▶ ASSIGNED TASK: Your answer should consist of the lines holding "loan", copied from the material below.

▶ DATASET:

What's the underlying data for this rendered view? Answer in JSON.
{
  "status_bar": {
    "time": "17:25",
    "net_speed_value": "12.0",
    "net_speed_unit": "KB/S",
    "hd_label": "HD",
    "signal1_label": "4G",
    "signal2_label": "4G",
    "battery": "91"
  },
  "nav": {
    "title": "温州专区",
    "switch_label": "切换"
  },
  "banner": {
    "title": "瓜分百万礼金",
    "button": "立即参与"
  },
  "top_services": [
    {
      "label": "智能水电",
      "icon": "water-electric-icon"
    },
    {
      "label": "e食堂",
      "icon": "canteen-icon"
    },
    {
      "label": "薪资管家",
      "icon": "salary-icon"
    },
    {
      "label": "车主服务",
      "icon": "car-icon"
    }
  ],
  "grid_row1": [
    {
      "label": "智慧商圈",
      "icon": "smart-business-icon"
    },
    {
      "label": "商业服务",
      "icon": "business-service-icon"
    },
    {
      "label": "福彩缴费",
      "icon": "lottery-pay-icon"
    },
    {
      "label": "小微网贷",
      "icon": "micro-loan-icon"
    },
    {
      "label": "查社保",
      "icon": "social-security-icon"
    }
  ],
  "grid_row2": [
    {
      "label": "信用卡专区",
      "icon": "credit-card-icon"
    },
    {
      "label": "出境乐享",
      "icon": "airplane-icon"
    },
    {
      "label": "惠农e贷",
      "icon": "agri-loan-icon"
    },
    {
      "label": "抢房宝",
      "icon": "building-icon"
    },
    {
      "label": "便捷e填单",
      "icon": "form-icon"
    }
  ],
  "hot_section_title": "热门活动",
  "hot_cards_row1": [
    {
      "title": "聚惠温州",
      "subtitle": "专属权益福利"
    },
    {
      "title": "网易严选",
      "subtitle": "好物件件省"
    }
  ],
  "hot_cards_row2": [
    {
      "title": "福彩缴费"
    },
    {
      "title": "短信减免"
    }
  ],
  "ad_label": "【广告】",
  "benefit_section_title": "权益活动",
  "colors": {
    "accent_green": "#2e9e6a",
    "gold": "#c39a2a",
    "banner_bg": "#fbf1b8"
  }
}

▶ SOLVED PROBLEM:
      "icon": "micro-loan-icon"
      "icon": "agri-loan-icon"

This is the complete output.